I have been working my way through a very good book on bringing innovation to school by Suzie Boss and wanted to share some initial notes and observations here.
A central idea in the book is that there is a gap between saying we must encourage innovation and teaching students how to actually generate and execute original ideas.
A number of questions must be considered as we think about this gap:
- What new set of skills and fresh ways of thinking are needed?
- How can these be taught?
- How do we provide opportunities to practice these new skills with appropriate support?
- How can we scaffold the learning experience so that students learn to persist even through setbacks?
- How can we help students discover their passions through this process?
Success in addressing this gap depends on knowing how to frame problems, generate ideas, test solutions, and learn through the experience.

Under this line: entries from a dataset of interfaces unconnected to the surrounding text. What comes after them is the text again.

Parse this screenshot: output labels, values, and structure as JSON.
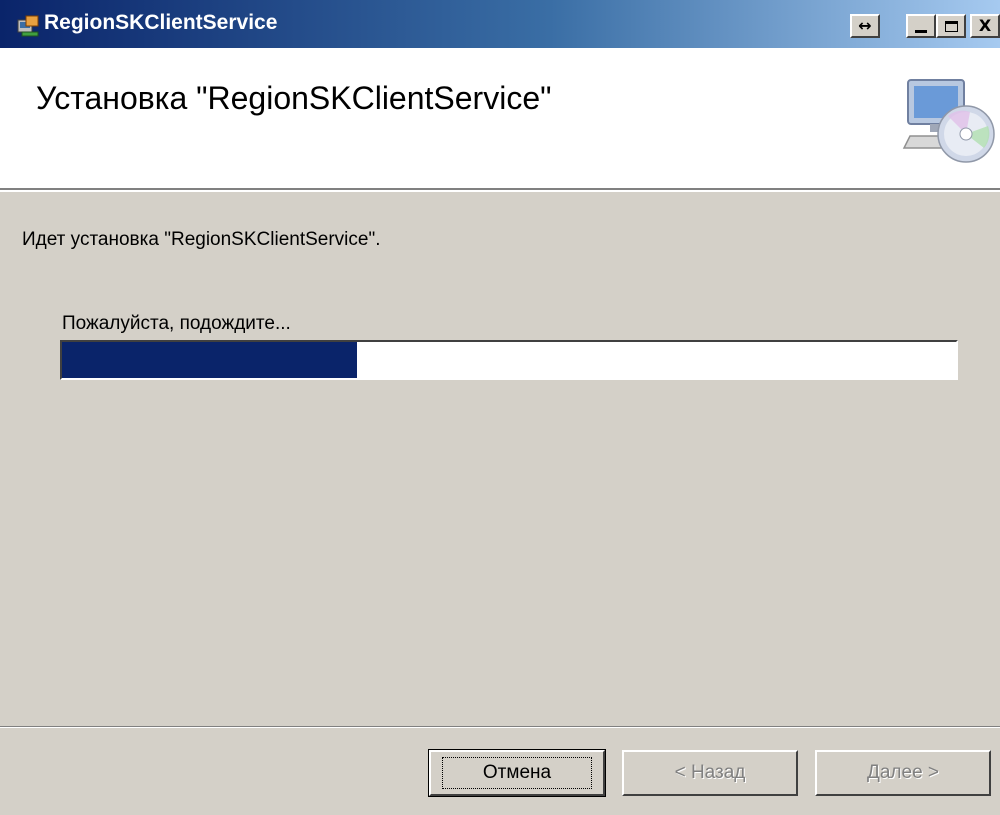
{
  "window": {
    "title": "RegionSKClientService",
    "resize_glyph": "↔",
    "close_glyph": "X",
    "icons": {
      "app": "installer-icon",
      "setup": "computer-cd-icon"
    }
  },
  "header": {
    "title": "Установка \"RegionSKClientService\""
  },
  "body": {
    "status": "Идет установка \"RegionSKClientService\".",
    "wait": "Пожалуйста, подождите...",
    "progress_fraction": 0.33
  },
  "buttons": {
    "cancel": "Отмена",
    "back": "< Назад",
    "next": "Далее >"
  },
  "colors": {
    "titlebar_start": "#0a246a",
    "progress_fill": "#0a246a",
    "dialog_bg": "#d4d0c8"
  }
}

This is part of the design experience and requires a balance of individual effort and productive teamwork; of passion and persistence; of providing opportunities for students to engage questions and issues they care about.
What do we need to offer to our students? – If we can address this gap and bring innovation to school, we provide the necessary “training ground” students need to practice problem solving, research, collaboration and other essential fluencies, such as media literacy.
Essential is the commitment that innovation is both powerful and teachable; that focusing on innovation across the curriculum provides a means for teachers to help build essential 21st century skills in their students; and that teaching thought over content is a meaningful endeavour.
Source: Boss, S. (2012) Bringing innovation to schools: Empowering students to thrive in a changing world. Solution Tree.